Assigned task: Retype the whole listing below, character for character.

═══

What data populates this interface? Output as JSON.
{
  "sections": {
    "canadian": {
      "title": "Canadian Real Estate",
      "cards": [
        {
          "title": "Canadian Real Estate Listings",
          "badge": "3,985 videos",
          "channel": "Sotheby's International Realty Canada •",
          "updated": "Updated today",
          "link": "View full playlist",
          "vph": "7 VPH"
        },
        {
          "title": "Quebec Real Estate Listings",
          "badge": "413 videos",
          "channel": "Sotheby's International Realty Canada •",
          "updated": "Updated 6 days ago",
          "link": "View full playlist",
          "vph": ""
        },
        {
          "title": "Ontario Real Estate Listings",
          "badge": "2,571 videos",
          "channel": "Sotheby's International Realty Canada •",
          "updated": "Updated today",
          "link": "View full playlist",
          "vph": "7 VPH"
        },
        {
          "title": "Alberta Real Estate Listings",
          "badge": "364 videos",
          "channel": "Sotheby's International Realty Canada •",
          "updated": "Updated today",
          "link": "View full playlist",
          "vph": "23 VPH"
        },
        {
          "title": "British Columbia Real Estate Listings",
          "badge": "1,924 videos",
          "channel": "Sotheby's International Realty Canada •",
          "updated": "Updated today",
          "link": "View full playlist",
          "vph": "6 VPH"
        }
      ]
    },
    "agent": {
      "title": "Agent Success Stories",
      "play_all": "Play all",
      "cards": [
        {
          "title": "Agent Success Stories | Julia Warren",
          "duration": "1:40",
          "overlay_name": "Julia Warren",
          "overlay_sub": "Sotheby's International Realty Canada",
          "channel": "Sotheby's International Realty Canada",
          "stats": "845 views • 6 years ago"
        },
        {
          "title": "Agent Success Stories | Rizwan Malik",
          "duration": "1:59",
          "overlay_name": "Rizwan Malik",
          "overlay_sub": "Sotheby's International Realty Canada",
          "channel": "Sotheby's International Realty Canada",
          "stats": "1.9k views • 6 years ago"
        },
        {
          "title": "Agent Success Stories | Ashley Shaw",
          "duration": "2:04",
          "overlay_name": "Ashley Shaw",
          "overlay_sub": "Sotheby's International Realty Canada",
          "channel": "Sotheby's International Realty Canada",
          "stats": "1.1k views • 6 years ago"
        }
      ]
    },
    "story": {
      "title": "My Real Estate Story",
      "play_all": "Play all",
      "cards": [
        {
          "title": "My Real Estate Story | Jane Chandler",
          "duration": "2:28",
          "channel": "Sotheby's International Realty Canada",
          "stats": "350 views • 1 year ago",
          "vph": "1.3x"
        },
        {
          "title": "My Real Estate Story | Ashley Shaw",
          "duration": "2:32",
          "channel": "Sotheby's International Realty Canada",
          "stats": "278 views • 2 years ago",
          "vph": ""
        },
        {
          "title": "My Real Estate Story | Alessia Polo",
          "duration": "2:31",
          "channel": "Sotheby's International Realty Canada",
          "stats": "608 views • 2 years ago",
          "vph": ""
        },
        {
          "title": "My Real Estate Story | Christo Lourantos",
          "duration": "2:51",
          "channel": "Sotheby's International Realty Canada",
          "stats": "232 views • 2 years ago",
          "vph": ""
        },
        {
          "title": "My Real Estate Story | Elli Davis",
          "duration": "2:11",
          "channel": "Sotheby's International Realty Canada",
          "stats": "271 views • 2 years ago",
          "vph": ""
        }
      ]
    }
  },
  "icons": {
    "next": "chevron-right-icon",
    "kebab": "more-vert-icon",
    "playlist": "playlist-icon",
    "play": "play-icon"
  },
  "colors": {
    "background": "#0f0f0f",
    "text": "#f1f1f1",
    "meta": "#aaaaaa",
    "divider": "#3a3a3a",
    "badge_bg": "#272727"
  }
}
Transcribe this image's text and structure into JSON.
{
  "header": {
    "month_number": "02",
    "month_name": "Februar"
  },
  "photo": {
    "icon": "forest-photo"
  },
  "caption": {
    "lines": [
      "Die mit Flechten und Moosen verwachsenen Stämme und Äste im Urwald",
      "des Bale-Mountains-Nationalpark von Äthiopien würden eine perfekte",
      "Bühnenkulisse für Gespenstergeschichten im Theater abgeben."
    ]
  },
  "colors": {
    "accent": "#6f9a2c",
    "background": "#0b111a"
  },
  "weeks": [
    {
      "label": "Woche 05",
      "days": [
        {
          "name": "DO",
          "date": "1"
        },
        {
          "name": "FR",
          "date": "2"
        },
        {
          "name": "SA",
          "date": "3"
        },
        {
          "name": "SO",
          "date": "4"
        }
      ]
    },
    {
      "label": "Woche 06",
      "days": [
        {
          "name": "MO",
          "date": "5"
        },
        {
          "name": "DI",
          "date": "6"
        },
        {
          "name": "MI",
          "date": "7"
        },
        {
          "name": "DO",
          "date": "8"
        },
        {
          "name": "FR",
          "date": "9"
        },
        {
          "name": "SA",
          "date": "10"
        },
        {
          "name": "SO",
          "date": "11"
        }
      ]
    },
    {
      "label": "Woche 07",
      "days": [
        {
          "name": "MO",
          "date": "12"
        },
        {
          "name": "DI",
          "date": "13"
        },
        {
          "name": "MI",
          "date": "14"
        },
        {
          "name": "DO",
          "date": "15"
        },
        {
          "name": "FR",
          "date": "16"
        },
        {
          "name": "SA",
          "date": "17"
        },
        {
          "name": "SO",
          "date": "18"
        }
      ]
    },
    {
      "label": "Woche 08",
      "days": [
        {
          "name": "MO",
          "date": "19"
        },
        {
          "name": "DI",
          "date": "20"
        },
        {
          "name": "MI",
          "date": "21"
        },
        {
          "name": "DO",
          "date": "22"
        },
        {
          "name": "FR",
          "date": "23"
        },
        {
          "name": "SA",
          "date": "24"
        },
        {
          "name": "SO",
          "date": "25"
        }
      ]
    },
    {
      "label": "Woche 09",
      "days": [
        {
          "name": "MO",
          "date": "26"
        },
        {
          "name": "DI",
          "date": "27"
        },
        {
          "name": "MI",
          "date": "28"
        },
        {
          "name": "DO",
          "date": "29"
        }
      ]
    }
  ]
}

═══

Result of the exercise:
What data populates this interface? Output as JSON.
{
  "sections": {
    "canadian": {
      "title": "Canadian Real Estate",
      "cards": [
        {
          "title": "Canadian Real Estate Listings",
          "badge": "3,985 videos",
          "channel": "Sotheby's International Realty Canada •",
          "updated": "Updated today",
          "link": "View full playlist",
          "vph": "7 VPH"
        },
        {
          "title": "Quebec Real Estate Listings",
          "badge": "413 videos",
          "channel": "Sotheby's International Realty Canada •",
          "updated": "Updated 6 days ago",
          "link": "View full playlist",
          "vph": ""
        },
        {
          "title": "Ontario Real Estate Listings",
          "badge": "2,571 videos",
          "channel": "Sotheby's International Realty Canada •",
          "updated": "Updated today",
          "link": "View full playlist",
          "vph": "7 VPH"
        },
        {
          "title": "Alberta Real Estate Listings",
          "badge": "364 videos",
          "channel": "Sotheby's International Realty Canada •",
          "updated": "Updated today",
          "link": "View full playlist",
          "vph": "23 VPH"
        },
        {
          "title": "British Columbia Real Estate Listings",
          "badge": "1,924 videos",
          "channel": "Sotheby's International Realty Canada •",
          "updated": "Updated today",
          "link": "View full playlist",
          "vph": "6 VPH"
        }
      ]
    },
    "agent": {
      "title": "Agent Success Stories",
      "play_all": "Play all",
      "cards": [
        {
          "title": "Agent Success Stories | Julia Warren",
          "duration": "1:40",
          "overlay_name": "Julia Warren",
          "overlay_sub": "Sotheby's International Realty Canada",
          "channel": "Sotheby's International Realty Canada",
          "stats": "845 views • 6 years ago"
        },
        {
          "title": "Agent Success Stories | Rizwan Malik",
          "duration": "1:59",
          "overlay_name": "Rizwan Malik",
          "overlay_sub": "Sotheby's International Realty Canada",
          "channel": "Sotheby's International Realty Canada",
          "stats": "1.9k views • 6 years ago"
        },
        {
          "title": "Agent Success Stories | Ashley Shaw",
          "duration": "2:04",
          "overlay_name": "Ashley Shaw",
          "overlay_sub": "Sotheby's International Realty Canada",
          "channel": "Sotheby's International Realty Canada",
          "stats": "1.1k views • 6 years ago"
        }
      ]
    },
    "story": {
      "title": "My Real Estate Story",
      "play_all": "Play all",
      "cards": [
        {
          "title": "My Real Estate Story | Jane Chandler",
          "duration": "2:28",
          "channel": "Sotheby's International Realty Canada",
          "stats": "350 views • 1 year ago",
          "vph": "1.3x"
        },
        {
          "title": "My Real Estate Story | Ashley Shaw",
          "duration": "2:32",
          "channel": "Sotheby's International Realty Canada",
          "stats": "278 views • 2 years ago",
          "vph": ""
        },
        {
          "title": "My Real Estate Story | Alessia Polo",
          "duration": "2:31",
          "channel": "Sotheby's International Realty Canada",
          "stats": "608 views • 2 years ago",
          "vph": ""
        },
        {
          "title": "My Real Estate Story | Christo Lourantos",
          "duration": "2:51",
          "channel": "Sotheby's International Realty Canada",
          "stats": "232 views • 2 years ago",
          "vph": ""
        },
        {
          "title": "My Real Estate Story | Elli Davis",
          "duration": "2:11",
          "channel": "Sotheby's International Realty Canada",
          "stats": "271 views • 2 years ago",
          "vph": ""
        }
      ]
    }
  },
  "icons": {
    "next": "chevron-right-icon",
    "kebab": "more-vert-icon",
    "playlist": "playlist-icon",
    "play": "play-icon"
  },
  "colors": {
    "background": "#0f0f0f",
    "text": "#f1f1f1",
    "meta": "#aaaaaa",
    "divider": "#3a3a3a",
    "badge_bg": "#272727"
  }
}
Transcribe this image's text and structure into JSON.
{
  "header": {
    "month_number": "02",
    "month_name": "Februar"
  },
  "photo": {
    "icon": "forest-photo"
  },
  "caption": {
    "lines": [
      "Die mit Flechten und Moosen verwachsenen Stämme und Äste im Urwald",
      "des Bale-Mountains-Nationalpark von Äthiopien würden eine perfekte",
      "Bühnenkulisse für Gespenstergeschichten im Theater abgeben."
    ]
  },
  "colors": {
    "accent": "#6f9a2c",
    "background": "#0b111a"
  },
  "weeks": [
    {
      "label": "Woche 05",
      "days": [
        {
          "name": "DO",
          "date": "1"
        },
        {
          "name": "FR",
          "date": "2"
        },
        {
          "name": "SA",
          "date": "3"
        },
        {
          "name": "SO",
          "date": "4"
        }
      ]
    },
    {
      "label": "Woche 06",
      "days": [
        {
          "name": "MO",
          "date": "5"
        },
        {
          "name": "DI",
          "date": "6"
        },
        {
          "name": "MI",
          "date": "7"
        },
        {
          "name": "DO",
          "date": "8"
        },
        {
          "name": "FR",
          "date": "9"
        },
        {
          "name": "SA",
          "date": "10"
        },
        {
          "name": "SO",
          "date": "11"
        }
      ]
    },
    {
      "label": "Woche 07",
      "days": [
        {
          "name": "MO",
          "date": "12"
        },
        {
          "name": "DI",
          "date": "13"
        },
        {
          "name": "MI",
          "date": "14"
        },
        {
          "name": "DO",
          "date": "15"
        },
        {
          "name": "FR",
          "date": "16"
        },
        {
          "name": "SA",
          "date": "17"
        },
        {
          "name": "SO",
          "date": "18"
        }
      ]
    },
    {
      "label": "Woche 08",
      "days": [
        {
          "name": "MO",
          "date": "19"
        },
        {
          "name": "DI",
          "date": "20"
        },
        {
          "name": "MI",
          "date": "21"
        },
        {
          "name": "DO",
          "date": "22"
        },
        {
          "name": "FR",
          "date": "23"
        },
        {
          "name": "SA",
          "date": "24"
        },
        {
          "name": "SO",
          "date": "25"
        }
      ]
    },
    {
      "label": "Woche 09",
      "days": [
        {
          "name": "MO",
          "date": "26"
        },
        {
          "name": "DI",
          "date": "27"
        },
        {
          "name": "MI",
          "date": "28"
        },
        {
          "name": "DO",
          "date": "29"
        }
      ]
    }
  ]
}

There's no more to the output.